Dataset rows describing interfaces

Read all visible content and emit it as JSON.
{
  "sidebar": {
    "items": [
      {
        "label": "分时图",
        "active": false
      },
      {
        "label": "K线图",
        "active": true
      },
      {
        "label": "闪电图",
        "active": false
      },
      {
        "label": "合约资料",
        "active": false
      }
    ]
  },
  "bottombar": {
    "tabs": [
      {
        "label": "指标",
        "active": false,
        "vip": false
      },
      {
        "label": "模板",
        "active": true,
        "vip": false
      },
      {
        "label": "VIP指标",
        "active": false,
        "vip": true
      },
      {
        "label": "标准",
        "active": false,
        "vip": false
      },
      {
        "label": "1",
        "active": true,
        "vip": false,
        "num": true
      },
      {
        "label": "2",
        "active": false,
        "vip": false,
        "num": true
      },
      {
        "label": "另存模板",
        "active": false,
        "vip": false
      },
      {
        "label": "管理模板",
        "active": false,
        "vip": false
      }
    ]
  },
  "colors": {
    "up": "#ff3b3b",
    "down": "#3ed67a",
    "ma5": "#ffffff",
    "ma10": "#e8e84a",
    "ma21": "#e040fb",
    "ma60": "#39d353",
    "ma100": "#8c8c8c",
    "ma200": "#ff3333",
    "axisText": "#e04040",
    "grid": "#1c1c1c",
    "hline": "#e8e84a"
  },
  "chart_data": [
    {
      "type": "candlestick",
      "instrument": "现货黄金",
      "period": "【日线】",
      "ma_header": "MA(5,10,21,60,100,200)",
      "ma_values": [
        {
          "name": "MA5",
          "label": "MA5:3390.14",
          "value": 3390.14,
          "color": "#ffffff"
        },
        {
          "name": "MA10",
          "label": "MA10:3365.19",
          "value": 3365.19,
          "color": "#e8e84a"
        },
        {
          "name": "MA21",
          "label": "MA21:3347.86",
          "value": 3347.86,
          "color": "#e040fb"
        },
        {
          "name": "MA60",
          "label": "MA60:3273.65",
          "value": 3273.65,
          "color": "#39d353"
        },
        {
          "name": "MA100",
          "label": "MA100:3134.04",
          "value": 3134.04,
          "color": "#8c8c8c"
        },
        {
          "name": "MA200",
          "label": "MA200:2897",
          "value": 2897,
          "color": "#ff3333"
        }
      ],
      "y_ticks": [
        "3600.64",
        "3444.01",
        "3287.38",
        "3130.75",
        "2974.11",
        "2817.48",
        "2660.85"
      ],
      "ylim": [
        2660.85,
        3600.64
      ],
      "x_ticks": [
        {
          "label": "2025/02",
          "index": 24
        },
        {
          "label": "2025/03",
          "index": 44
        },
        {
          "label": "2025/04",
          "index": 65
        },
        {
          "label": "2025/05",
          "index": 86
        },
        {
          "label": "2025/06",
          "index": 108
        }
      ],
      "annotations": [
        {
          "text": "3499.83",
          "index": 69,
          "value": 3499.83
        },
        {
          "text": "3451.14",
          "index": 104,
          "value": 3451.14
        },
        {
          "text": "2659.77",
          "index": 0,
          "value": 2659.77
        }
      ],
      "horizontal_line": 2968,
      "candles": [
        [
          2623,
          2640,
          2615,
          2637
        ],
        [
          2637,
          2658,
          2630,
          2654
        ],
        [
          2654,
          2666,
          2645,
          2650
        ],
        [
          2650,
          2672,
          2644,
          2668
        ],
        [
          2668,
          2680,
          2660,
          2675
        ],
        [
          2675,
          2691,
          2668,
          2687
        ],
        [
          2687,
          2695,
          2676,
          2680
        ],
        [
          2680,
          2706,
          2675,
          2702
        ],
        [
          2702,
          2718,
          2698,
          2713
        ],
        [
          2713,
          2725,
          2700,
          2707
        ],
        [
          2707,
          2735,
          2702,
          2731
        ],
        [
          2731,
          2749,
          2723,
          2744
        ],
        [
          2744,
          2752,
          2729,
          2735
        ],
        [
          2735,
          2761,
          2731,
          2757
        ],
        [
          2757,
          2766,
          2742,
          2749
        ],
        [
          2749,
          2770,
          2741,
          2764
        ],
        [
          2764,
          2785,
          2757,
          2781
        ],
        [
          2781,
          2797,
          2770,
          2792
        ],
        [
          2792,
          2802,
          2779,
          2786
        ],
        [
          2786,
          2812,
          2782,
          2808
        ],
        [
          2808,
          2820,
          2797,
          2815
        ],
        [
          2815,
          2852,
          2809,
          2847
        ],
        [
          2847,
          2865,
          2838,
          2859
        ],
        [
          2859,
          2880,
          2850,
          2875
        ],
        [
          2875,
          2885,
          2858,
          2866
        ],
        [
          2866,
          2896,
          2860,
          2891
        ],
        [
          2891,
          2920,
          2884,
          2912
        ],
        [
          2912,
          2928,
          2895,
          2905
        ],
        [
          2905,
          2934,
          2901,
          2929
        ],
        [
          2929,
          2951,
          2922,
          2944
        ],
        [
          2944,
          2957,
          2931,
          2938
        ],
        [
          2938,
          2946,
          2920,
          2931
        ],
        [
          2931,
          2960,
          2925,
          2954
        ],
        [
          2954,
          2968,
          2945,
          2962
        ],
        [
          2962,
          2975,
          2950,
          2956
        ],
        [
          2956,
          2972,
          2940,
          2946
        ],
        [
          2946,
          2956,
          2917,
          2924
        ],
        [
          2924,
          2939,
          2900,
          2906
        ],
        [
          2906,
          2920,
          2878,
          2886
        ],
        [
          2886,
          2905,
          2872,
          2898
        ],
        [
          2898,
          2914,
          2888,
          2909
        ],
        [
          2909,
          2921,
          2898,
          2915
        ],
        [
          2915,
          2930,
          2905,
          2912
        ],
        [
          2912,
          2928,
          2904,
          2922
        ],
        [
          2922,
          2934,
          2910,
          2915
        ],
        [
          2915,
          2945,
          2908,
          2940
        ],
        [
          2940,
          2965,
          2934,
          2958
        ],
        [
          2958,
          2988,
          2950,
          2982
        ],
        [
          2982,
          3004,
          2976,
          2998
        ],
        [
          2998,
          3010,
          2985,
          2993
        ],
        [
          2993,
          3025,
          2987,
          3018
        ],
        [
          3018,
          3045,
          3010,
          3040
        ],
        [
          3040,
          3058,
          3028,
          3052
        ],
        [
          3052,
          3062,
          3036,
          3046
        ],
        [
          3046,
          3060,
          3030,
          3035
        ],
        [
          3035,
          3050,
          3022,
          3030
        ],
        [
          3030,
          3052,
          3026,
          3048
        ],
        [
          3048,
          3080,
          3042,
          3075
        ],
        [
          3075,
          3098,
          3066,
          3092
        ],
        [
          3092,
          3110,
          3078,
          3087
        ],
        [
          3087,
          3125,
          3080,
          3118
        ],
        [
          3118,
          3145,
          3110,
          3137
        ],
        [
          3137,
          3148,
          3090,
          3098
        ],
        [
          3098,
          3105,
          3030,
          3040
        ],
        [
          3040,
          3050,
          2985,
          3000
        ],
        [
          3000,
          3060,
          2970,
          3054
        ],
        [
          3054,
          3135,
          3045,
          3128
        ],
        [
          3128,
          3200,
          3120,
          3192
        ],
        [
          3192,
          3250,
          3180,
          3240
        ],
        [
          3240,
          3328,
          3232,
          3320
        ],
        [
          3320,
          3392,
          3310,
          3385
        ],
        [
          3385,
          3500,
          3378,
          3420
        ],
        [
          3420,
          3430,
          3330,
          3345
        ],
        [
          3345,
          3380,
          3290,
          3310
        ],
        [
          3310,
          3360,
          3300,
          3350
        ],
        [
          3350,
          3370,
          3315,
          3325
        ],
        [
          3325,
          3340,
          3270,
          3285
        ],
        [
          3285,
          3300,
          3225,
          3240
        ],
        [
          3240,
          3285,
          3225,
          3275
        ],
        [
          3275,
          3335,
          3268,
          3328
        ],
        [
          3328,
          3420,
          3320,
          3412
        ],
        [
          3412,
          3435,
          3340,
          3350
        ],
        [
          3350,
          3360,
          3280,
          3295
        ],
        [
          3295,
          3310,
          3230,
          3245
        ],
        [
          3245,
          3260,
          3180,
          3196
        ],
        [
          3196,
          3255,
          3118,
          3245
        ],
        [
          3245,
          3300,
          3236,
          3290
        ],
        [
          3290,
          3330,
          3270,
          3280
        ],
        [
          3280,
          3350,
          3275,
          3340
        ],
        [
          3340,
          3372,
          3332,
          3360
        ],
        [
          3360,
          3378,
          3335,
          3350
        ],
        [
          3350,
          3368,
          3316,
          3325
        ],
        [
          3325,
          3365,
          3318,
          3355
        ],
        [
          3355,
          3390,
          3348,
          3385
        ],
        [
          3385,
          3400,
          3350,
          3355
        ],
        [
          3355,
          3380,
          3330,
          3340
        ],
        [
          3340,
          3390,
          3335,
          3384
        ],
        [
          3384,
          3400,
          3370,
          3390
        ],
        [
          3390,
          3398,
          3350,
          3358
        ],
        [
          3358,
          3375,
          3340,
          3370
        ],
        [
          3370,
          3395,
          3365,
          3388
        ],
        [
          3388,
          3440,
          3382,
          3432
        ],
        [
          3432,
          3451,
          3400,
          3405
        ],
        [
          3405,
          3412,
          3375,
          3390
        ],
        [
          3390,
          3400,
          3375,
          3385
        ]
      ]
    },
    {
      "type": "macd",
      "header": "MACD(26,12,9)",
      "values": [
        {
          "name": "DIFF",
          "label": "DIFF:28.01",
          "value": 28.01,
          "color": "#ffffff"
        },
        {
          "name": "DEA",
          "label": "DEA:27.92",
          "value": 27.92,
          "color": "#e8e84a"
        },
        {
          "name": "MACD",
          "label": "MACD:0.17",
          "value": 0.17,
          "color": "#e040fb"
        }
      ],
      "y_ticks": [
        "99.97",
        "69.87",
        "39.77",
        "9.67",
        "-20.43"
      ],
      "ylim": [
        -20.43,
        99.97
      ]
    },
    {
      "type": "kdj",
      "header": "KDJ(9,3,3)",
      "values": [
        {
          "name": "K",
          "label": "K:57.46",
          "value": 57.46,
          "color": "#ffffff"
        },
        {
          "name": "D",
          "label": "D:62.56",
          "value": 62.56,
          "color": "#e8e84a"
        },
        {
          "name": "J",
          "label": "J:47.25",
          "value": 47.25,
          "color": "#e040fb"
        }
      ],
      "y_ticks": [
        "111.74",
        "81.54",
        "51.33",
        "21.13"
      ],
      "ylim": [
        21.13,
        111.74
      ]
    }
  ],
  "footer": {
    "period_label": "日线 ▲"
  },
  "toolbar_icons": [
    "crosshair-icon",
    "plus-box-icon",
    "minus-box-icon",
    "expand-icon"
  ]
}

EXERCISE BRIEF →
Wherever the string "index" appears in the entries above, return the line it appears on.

RESPONSE AREA →
          "index": 24
          "index": 44
          "index": 65
          "index": 86
          "index": 108
          "index": 69,
          "index": 104,
          "index": 0,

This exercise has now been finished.